Page 26 - Subtract its power from the given polynomial, and divide the first term of the remainder by n times the (n— 1) power of this root ; the quotient will be the second term of the root.
Page 19 - The first method which suggests itself is one similar to that usually given to determine the coefficients of the equation whose roots are the squares of the differences of the roots of any given equation.
Page 9 - ... the first root is essentially positive. The second root, being equal to p, minus a quantity less than p, is essentially positive. Hence, in the fourth form, both roots are positive. See problems 14 and 15, Art. 212. REVIEW. — 215. Show that every quadratic equation has two roots, and only two. 216. To what is the sum of the roots equal? To what is the product equal?
Page 6 - REVIEW. — 80. To what is the square of the sum of two quantities equal ? 81.
Page 7 - What is the greatest common divisor of 918 and 5221 (251.) In the application of this rule to polynomials, some modification may become necessary. It may happen that the first term of the dividend is not divisible by the first term of the divisor. This may arise from the presence of a factor in the divisor which is not found in the dividend, and may therefore be suppressed.
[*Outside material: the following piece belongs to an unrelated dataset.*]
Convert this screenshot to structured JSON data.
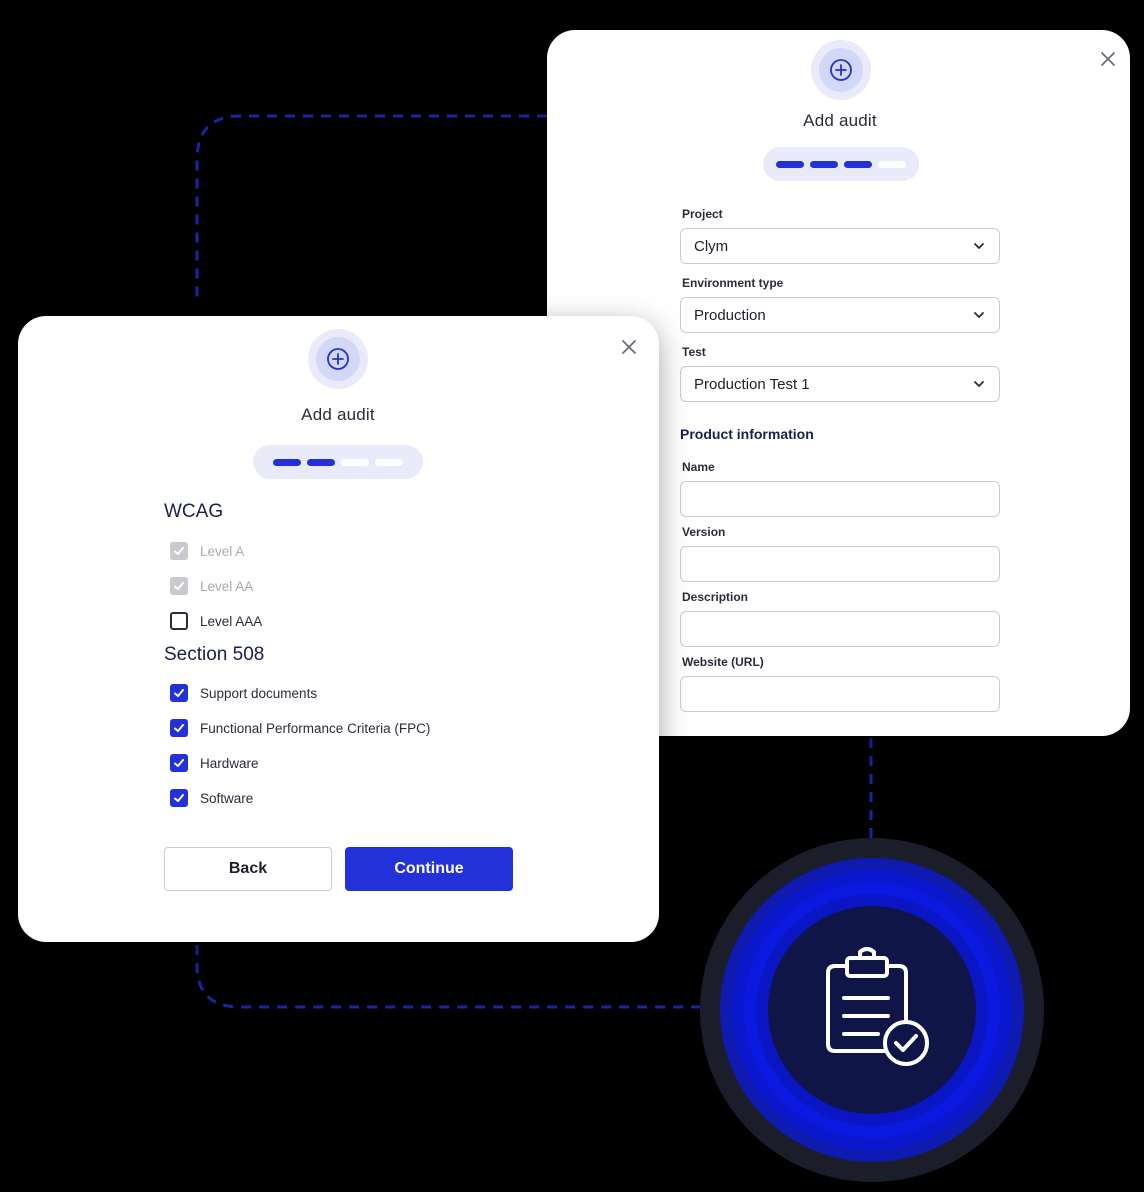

For, since the greatest common divisor of two quantities is only the product of their common factors, it cannot be affected...
Page 26 - If we continue the operation, we shall find that the first term of any new remainder, divided by n times the (n — 1)'* power of the first term of the root, will give a new term of the root.
Page 2 - The numbers over the questions are the numbers of the articles of Bourdon in which the answers are to be found ; and the numbers before them are those of the corresponding articles in Lacroix. Where the book does not contain the answer to the question, no number is placed.
Page 1 - PREFACE. THE French Algebras, so superior as books of instruction, are written in the form of a continuous treatise, without distinct divisions. The student is in consequence often at a loss to know what is to be carefully retained in the memory, and what may 3' be passed over more rapidly, as being intended only < for immediate explanation.
Page 5 - ART. 138. THEOREM. — If the same quantity be added to both terms of a proper fraction, the new fraction resulting will be greater than the first; but if the same quantity be added to both terms of an improper fraction, the new fraction resulting Witt be less than the first, Let - be a proper fraction, a being less than b. b Let m represent the quantity to be added to each term, then...